> **Data for the task**:
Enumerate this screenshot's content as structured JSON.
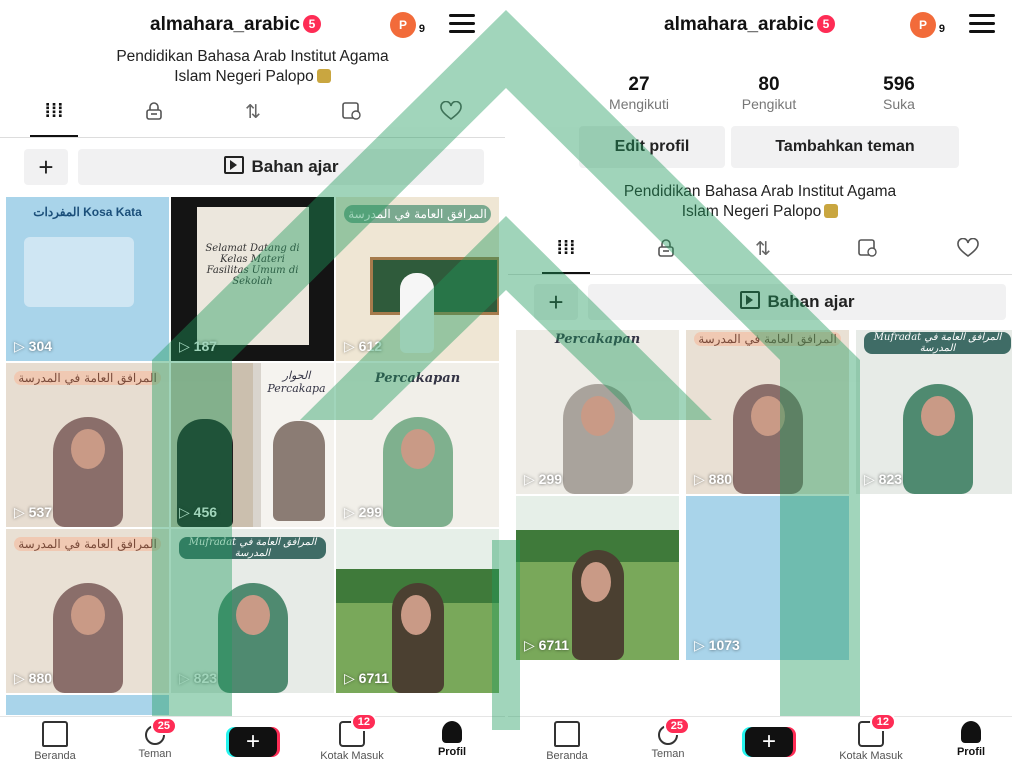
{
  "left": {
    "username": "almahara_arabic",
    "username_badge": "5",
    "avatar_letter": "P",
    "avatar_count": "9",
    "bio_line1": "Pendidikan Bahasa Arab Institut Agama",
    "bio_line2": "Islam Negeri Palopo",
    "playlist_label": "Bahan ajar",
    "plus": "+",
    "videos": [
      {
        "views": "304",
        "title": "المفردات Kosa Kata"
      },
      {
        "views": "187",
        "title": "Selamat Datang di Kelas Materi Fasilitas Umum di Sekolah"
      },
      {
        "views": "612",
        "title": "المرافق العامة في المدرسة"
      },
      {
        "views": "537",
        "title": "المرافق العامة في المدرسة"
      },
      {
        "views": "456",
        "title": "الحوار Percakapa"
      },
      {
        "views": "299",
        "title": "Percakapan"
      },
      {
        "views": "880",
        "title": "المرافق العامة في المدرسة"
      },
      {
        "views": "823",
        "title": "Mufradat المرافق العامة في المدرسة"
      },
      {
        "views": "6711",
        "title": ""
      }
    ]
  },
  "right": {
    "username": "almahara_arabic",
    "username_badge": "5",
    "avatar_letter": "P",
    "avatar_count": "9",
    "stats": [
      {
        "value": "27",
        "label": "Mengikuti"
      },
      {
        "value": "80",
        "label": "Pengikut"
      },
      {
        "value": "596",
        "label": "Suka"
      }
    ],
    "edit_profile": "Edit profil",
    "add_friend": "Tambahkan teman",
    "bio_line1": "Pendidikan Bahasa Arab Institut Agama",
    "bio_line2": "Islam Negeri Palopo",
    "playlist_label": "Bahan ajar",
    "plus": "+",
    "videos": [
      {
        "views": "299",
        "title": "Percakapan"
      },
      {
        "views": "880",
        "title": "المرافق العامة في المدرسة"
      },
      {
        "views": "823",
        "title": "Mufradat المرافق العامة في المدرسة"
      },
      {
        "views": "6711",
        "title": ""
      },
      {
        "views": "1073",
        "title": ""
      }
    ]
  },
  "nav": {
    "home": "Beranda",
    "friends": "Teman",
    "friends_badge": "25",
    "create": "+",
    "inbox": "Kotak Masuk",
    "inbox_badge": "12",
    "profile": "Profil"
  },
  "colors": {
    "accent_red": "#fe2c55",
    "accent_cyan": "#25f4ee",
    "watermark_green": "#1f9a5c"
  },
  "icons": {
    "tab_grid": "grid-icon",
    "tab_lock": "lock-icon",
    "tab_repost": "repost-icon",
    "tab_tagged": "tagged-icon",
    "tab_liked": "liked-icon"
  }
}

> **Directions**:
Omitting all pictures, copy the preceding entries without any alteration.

> **Answer space**:
Enumerate this screenshot's content as structured JSON.
{
  "left": {
    "username": "almahara_arabic",
    "username_badge": "5",
    "avatar_letter": "P",
    "avatar_count": "9",
    "bio_line1": "Pendidikan Bahasa Arab Institut Agama",
    "bio_line2": "Islam Negeri Palopo",
    "playlist_label": "Bahan ajar",
    "plus": "+",
    "videos": [
      {
        "views": "304",
        "title": "المفردات Kosa Kata"
      },
      {
        "views": "187",
        "title": "Selamat Datang di Kelas Materi Fasilitas Umum di Sekolah"
      },
      {
        "views": "612",
        "title": "المرافق العامة في المدرسة"
      },
      {
        "views": "537",
        "title": "المرافق العامة في المدرسة"
      },
      {
        "views": "456",
        "title": "الحوار Percakapa"
      },
      {
        "views": "299",
        "title": "Percakapan"
      },
      {
        "views": "880",
        "title": "المرافق العامة في المدرسة"
      },
      {
        "views": "823",
        "title": "Mufradat المرافق العامة في المدرسة"
      },
      {
        "views": "6711",
        "title": ""
      }
    ]
  },
  "right": {
    "username": "almahara_arabic",
    "username_badge": "5",
    "avatar_letter": "P",
    "avatar_count": "9",
    "stats": [
      {
        "value": "27",
        "label": "Mengikuti"
      },
      {
        "value": "80",
        "label": "Pengikut"
      },
      {
        "value": "596",
        "label": "Suka"
      }
    ],
    "edit_profile": "Edit profil",
    "add_friend": "Tambahkan teman",
    "bio_line1": "Pendidikan Bahasa Arab Institut Agama",
    "bio_line2": "Islam Negeri Palopo",
    "playlist_label": "Bahan ajar",
    "plus": "+",
    "videos": [
      {
        "views": "299",
        "title": "Percakapan"
      },
      {
        "views": "880",
        "title": "المرافق العامة في المدرسة"
      },
      {
        "views": "823",
        "title": "Mufradat المرافق العامة في المدرسة"
      },
      {
        "views": "6711",
        "title": ""
      },
      {
        "views": "1073",
        "title": ""
      }
    ]
  },
  "nav": {
    "home": "Beranda",
    "friends": "Teman",
    "friends_badge": "25",
    "create": "+",
    "inbox": "Kotak Masuk",
    "inbox_badge": "12",
    "profile": "Profil"
  },
  "colors": {
    "accent_red": "#fe2c55",
    "accent_cyan": "#25f4ee",
    "watermark_green": "#1f9a5c"
  },
  "icons": {
    "tab_grid": "grid-icon",
    "tab_lock": "lock-icon",
    "tab_repost": "repost-icon",
    "tab_tagged": "tagged-icon",
    "tab_liked": "liked-icon"
  }
}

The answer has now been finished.